Data about app and page elements
* * * * *
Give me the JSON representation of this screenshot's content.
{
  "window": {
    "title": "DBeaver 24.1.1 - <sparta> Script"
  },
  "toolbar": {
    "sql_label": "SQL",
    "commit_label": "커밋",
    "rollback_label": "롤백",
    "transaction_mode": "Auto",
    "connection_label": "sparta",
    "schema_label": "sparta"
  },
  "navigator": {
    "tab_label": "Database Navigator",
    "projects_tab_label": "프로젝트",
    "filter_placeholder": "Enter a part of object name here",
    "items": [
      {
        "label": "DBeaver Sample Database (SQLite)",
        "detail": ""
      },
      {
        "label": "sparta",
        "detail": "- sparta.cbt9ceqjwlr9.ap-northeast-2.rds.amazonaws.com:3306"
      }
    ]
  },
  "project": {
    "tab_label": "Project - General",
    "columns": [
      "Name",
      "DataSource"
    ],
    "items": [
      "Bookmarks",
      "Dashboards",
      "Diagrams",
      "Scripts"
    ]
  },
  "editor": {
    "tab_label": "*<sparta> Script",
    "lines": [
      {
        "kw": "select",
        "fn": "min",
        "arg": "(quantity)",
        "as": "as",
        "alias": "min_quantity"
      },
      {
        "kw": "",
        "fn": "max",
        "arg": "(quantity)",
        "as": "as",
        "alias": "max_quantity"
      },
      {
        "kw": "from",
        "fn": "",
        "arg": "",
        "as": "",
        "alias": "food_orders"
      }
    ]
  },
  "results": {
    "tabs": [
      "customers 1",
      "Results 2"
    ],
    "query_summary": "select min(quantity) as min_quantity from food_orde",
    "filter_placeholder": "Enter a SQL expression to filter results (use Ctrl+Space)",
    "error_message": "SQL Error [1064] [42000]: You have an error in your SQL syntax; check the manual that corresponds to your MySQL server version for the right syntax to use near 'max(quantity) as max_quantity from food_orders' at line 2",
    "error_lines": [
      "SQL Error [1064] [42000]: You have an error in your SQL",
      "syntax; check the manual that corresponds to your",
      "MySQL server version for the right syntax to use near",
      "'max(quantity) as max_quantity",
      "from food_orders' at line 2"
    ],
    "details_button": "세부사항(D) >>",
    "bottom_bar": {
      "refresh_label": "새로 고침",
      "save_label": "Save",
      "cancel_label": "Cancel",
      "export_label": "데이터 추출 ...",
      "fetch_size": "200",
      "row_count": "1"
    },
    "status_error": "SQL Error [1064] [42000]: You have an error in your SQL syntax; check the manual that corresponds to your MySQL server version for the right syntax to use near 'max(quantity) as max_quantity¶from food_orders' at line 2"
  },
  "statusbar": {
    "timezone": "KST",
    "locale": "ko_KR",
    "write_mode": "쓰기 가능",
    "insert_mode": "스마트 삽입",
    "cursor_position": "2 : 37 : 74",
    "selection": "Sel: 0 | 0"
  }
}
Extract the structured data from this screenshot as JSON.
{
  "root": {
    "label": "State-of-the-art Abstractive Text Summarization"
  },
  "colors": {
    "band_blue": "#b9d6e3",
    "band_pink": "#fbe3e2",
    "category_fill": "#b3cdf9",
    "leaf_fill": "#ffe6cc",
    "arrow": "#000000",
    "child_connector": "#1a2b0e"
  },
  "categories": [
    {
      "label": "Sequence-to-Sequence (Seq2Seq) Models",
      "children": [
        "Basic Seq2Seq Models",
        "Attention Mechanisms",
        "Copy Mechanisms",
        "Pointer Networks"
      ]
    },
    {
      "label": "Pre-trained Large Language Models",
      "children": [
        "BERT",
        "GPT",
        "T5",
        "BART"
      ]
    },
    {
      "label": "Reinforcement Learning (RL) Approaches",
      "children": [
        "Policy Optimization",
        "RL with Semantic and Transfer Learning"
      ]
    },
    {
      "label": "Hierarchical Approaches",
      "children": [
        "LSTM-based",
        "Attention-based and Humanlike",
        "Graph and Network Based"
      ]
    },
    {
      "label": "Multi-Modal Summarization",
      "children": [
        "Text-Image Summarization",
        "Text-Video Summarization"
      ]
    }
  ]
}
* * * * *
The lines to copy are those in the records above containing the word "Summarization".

The completed task
    "label": "State-of-the-art Abstractive Text Summarization"
      "label": "Multi-Modal Summarization",
        "Text-Image Summarization",
        "Text-Video Summarization"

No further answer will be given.